IMG_2453

IMG_2456

Wanstead Park was opened to the public in 1882, two years after being acquired by the City of London Corporation, who also manage the wider Epping Forest. The land was enclosed during the reign of Henry VIII, about five hundred years ago, and was the manor ground of Wanstead House, originally a royal hunting lodge. After serious financial mismanagement the house was demolished in 1824 and parts of the grounds were sold off over the following few years. The park has a number of small man-made lakes with islands in the middle and paths round the outside. It’s a great place to walk and I’ve been here a number of times before, usually in late spring for bluebell season. I’ve never done the walk we did today, and I was surprised to find the park was much bigger than I’d previously thought.

IMG_2460

IMG_2462

The Temple was originally built in the late 18 century, though numerous additions were made in subsequent years, it is believed the colonnaded middle was the original construction, and it is certainly the nicest part. The building has been fenced off ever since I’ve been visiting and I wonder if there is anything inside. The avenue created by the chestnut trees was only planted in the 1990s; it’s a lovely addition and really does draw your eyes towards the building when you enter the park from the west, as we did.

IMG_2466

IMG_2482

Our walk took us along the paths that run alongside the ponds on the southern and eastern boundary of the park, we met quite a few other dog walkers on the way. This is a popular place and the dogs appreciated the opportunity to run unfettered and make a few friends on the way.
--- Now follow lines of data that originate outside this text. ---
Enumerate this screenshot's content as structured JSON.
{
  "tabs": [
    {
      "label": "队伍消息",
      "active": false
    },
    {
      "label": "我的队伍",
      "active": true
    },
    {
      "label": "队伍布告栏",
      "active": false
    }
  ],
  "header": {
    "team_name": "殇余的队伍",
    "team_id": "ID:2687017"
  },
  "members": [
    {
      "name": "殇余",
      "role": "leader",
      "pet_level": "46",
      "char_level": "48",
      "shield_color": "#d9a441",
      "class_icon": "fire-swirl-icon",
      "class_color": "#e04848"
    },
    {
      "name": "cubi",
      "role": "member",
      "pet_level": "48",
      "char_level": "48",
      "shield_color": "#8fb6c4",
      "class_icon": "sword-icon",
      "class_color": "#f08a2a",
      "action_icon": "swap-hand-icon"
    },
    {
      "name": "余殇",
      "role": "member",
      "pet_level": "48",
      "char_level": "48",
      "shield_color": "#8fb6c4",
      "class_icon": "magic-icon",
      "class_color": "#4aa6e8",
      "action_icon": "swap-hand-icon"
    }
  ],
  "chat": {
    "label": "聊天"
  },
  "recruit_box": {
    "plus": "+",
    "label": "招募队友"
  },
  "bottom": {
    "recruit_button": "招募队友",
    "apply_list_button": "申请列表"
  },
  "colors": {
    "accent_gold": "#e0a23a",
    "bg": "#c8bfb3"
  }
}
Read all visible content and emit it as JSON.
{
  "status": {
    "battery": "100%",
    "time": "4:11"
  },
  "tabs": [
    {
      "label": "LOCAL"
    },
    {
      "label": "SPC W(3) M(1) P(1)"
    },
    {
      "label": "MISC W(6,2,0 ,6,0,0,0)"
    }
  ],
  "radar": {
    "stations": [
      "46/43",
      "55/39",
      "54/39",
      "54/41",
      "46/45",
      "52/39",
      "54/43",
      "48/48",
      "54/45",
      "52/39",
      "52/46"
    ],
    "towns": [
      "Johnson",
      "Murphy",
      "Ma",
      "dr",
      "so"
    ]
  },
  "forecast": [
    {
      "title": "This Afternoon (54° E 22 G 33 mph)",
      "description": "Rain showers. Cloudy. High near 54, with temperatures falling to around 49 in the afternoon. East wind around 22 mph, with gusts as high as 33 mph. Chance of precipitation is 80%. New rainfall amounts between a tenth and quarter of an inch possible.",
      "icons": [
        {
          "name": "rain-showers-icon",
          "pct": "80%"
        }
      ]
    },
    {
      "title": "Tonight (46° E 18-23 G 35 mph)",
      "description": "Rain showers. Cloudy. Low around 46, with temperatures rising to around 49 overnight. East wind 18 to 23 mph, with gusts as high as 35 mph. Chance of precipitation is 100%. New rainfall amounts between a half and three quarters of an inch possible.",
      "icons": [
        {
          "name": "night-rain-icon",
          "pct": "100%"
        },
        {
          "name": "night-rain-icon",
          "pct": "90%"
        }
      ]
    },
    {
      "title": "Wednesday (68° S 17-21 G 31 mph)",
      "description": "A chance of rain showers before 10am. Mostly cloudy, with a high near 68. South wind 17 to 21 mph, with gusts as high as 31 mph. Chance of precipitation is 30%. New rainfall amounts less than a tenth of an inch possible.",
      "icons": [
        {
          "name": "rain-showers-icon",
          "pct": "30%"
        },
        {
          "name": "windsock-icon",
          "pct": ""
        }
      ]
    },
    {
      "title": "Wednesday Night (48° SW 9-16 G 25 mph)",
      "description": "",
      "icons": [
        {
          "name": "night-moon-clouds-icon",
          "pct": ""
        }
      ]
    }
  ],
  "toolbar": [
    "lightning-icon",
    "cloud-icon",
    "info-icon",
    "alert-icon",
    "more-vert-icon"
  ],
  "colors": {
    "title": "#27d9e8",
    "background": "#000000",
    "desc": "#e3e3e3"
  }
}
After a few days of rain it was pretty wet everywhere and the River Roding that flows on the far side of the trees in the below photo was very full and very muddy. There was a lot of mud in the paths under the trees.

IMG_2468

IMG_2475

Half way along the ponds we spotted The Grotto, which came as a complete surprise to me as I haven’t heard of it before. It’s original construction was completed in 1764 and it was built as a rich man’s pond side folly. Over the years that building has served a number of purposes though was destroyed in a fire in 1884 when it was being used as a boat house. The ruins have only been exposed in the last ten years, but are sadly all fenced off. They were a nice surprise.

IMG_2474

IMG_2479

We stopped for a coffee at the popular tea hut in the park before walking back to where we started, eventually returning a couple of very muddy dogs to their owners. The dogs seemed to have as good a time as we humans did, at least I hope so. I suspect they slept well.

20220303_133207(0)

It was a longer walk than I expected, though very enjoyable. It was so nice being out under the trees, walking in some mud and chatting with a good friend. I need to do more of this.